I was not shocked by my diagnosis, and I did not have time to process it. My younger brother, Randall Johnson, was in the last stages of AIDS, on his death bed, and I was a primary caregiver. He passed away in December, 1994. I made a vow to learn from that experience and empower myself through education to help myself and others suffering from the disease, but I did eventually slip into depression.

I was always told that it might not be the HIV that kills me: it might be the Hepatitis C, if it goes untreated. For years I only focused on my HIV treatment, rarely monitoring or even mentioning the Hep C. In 2002, I begin Hepatitis C treatment which consisted of a once-a-week injection of PEG Intron and daily Rebetrol tablets for 48 weeks. For three years now, I have been undetectable.

Still, my depression went deeper than the Monday morning blues. I needed help dealing with some major life issues, such as testing HIV-positive, my brotherís death, my hepatitis C, and my addiction problem. Through medication, counseling, therapy, and support groups I was able to surrender to what I really needed to do and feel.

I started to work at Birmingham AIDS Outreach as a Case Manager in January 2003, providing medication assistance, food, clothing, nutritional supplements and emergency financial assistance for medically necessary items under Ryan White Federal Funds.
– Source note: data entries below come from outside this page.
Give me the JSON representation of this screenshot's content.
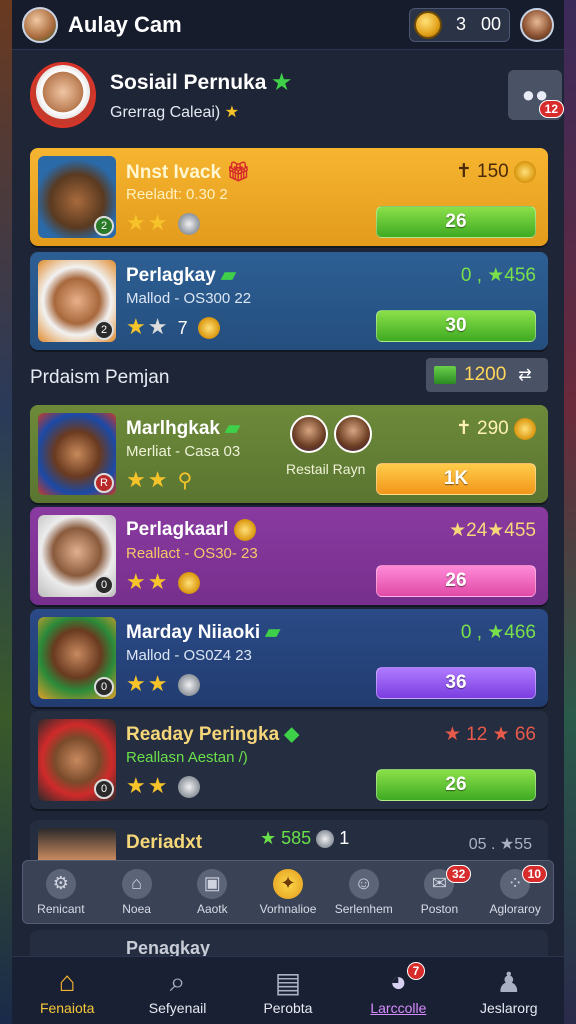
{
  "header": {
    "title": "Aulay Cam",
    "coins_a": "3",
    "coins_b": "00"
  },
  "profile": {
    "name": "Sosiail Pernuka",
    "subtitle": "Grerrag Caleai)",
    "chat_badge": "12"
  },
  "cards_top": [
    {
      "name": "Nnst Ivack",
      "sub": "Reeladt: 0.30 2",
      "level": "2",
      "score": "✝ 150",
      "button": "26"
    },
    {
      "name": "Perlagkay",
      "sub": "Mallod - OS300 22",
      "level": "2",
      "score": "0 , ★456",
      "stars_extra": "7",
      "button": "30"
    }
  ],
  "section": {
    "title": "Prdaism Pemjan",
    "badge_value": "1200"
  },
  "cards_bottom": [
    {
      "name": "Marlhgkak",
      "sub": "Merliat - Casa 03",
      "level": "R",
      "score": "✝ 290",
      "button": "1K",
      "mini_label": "Restail Rayn"
    },
    {
      "name": "Perlagkaarl",
      "sub": "Reallact - OS30- 23",
      "level": "0",
      "score": "★24★455",
      "button": "26"
    },
    {
      "name": "Marday Niiaoki",
      "sub": "Mallod - OS0Z4 23",
      "level": "0",
      "score": "0 , ★466",
      "button": "36"
    },
    {
      "name": "Readay Peringka",
      "sub": "Reallasn Aestan /)",
      "level": "0",
      "score": "★ 12 ★ 66",
      "button": "26"
    }
  ],
  "partial_card": {
    "name": "Deriadxt",
    "mid": "★ 585",
    "mid_extra": "1",
    "right": "05 . ★55"
  },
  "partial_card2": {
    "name": "Penagkay"
  },
  "tools": [
    {
      "label": "Renicant",
      "icon": "gear-icon"
    },
    {
      "label": "Noea",
      "icon": "home-icon"
    },
    {
      "label": "Aaotk",
      "icon": "bag-icon"
    },
    {
      "label": "Vorhnalioe",
      "icon": "compass-icon"
    },
    {
      "label": "Serlenhem",
      "icon": "person-icon"
    },
    {
      "label": "Poston",
      "icon": "mail-icon",
      "badge": "32"
    },
    {
      "label": "Agloraroy",
      "icon": "dots-icon",
      "badge": "10"
    }
  ],
  "nav": [
    {
      "label": "Fenaiota",
      "icon": "home-icon"
    },
    {
      "label": "Sefyenail",
      "icon": "search-icon"
    },
    {
      "label": "Perobta",
      "icon": "map-icon"
    },
    {
      "label": "Larccolle",
      "icon": "chat-icon",
      "badge": "7"
    },
    {
      "label": "Jeslarorg",
      "icon": "profile-icon"
    }
  ]
}
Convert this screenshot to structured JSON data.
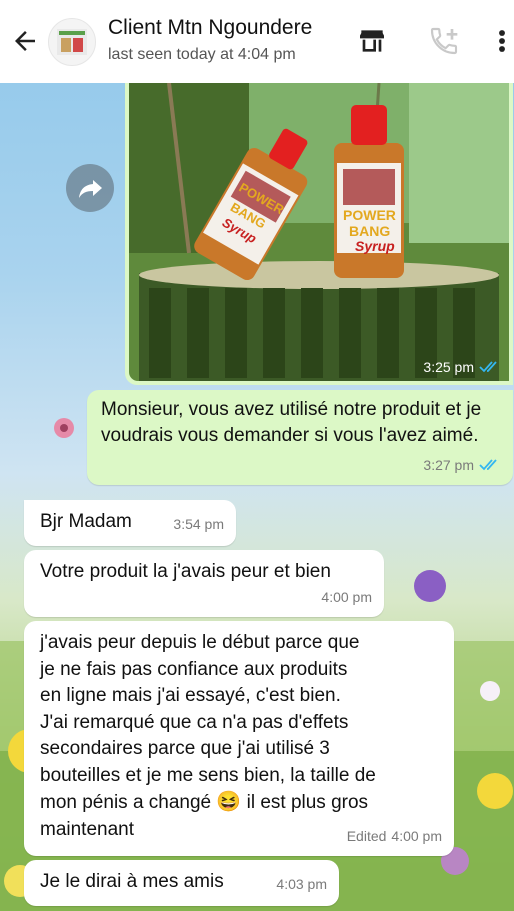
{
  "header": {
    "contact_name": "Client Mtn Ngoundere",
    "status": "last seen today at 4:04 pm",
    "icons": [
      "back-arrow-icon",
      "store-icon",
      "add-call-icon",
      "more-vert-icon"
    ]
  },
  "messages": [
    {
      "dir": "out",
      "type": "image",
      "time": "3:25 pm",
      "read": true,
      "labels": [
        "POWER",
        "BANG",
        "Syrup"
      ]
    },
    {
      "dir": "out",
      "text": "Monsieur, vous avez utilisé notre produit et je voudrais vous demander si vous l'avez aimé.",
      "time": "3:27 pm",
      "read": true
    },
    {
      "dir": "in",
      "text": "Bjr Madam",
      "time": "3:54 pm"
    },
    {
      "dir": "in",
      "text": "Votre produit la j'avais peur et bien",
      "time": "4:00 pm"
    },
    {
      "dir": "in",
      "text_lines": [
        "j'avais peur depuis le début parce que",
        "je ne fais pas confiance aux produits",
        "en ligne mais j'ai essayé, c'est bien.",
        "J'ai remarqué que ca n'a pas d'effets",
        "secondaires parce que j'ai utilisé 3",
        "bouteilles et je me sens bien, la taille de"
      ],
      "text_end": "mon pénis a changé",
      "emoji": "😆",
      "text_after": "il est plus gros",
      "text_last": "maintenant",
      "edited_label": "Edited",
      "time": "4:00 pm"
    },
    {
      "dir": "in",
      "text": "Je le dirai à mes amis",
      "time": "4:03 pm"
    }
  ],
  "colors": {
    "outgoing": "#dcf8c6",
    "incoming": "#ffffff",
    "read_ticks": "#34b7f1"
  }
}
I enjoyed that, but it was not enough for me. I wanted to do Prevention & Education and Community Outreach. In August, 2003, I took over the Brother-to-Brother Program, which is a Secondary HIV Prevention program for MSM. The Brother-to-Brother program offers preventive case management, HIV counseling, and HIV education to the consumer. It also provides emotional support, social activities and consumer advocacy.

Now, I work with HIV/AIDS in three different capacities on a daily basis. I started the HOPE Project, a faith-based HIV/AIDS ministry-program at Covenant Community Church. I am the Project Coordinator. This is an affirming church with the congregation being 85% GLBT, so the primary target population for this initiative is the GLBT community. I provide HIV Counseling, HIV education and HIV testing. I do not duplicate services that already exist, I just fill in the gaps.

I am a contracted employee with the Alabama Department of Public Health, HIV/AIDS Division, working as a State Peer Mentor. My job consists of identifying high risk negative individuals and getting them tested for HIV. I do monthly presentations at half-way houses and transitional living facilities. I locate positive persons who have stopped medical care and work with them to reconnect to medical care and other HIV services. I work with newly released inmates, assisting with transitional services, such as housing, medical, legal and transportation.

I continue to facilitate the Brother-to-Brother Support Group weekly meetings.

I receive my own medical care through the Birmingham V.A. Medical, which happens to be the largest single provider of HIV/AIDS care in this country. I have been on three cocktails, a total of nine medicines, and have been on a drug holiday for three years. My T-cell counts always run around 700 off medication, over 1000 on medication, with a very low viral load. I recently completed a study at the famous University of Alabama at Birmingham 1917 HIV/AIDS research clinic that indicated that I am a slow progressor.

Through a healthy diet, exercise, a positive attitude and education, I have lived this long with HIV and never had a sick day. I have a positive outlook for the future and my message is a message of Hope.

If you are newly diagnosed with HIV, my advice is to educate yourself. Learn as much you can about HIV. Get out and get involved. Take care of yourself, and live life to the fullest.

I believe in an attitude of empowerment versus entitlement. People who have a positive outlook are the ones who do well. Mingle, get in support groups, get involved, and you will flourish. Make up your mind that youíre going to live with HIV - not die with AIDS!


Copyright 2014, Positive Health Publications, Inc.

This magazine is intended to enhance your relationship with your doctor - not replace it! Medical treatments and products should always be discussed with a licensed physician who has experience treating HIV and AIDS!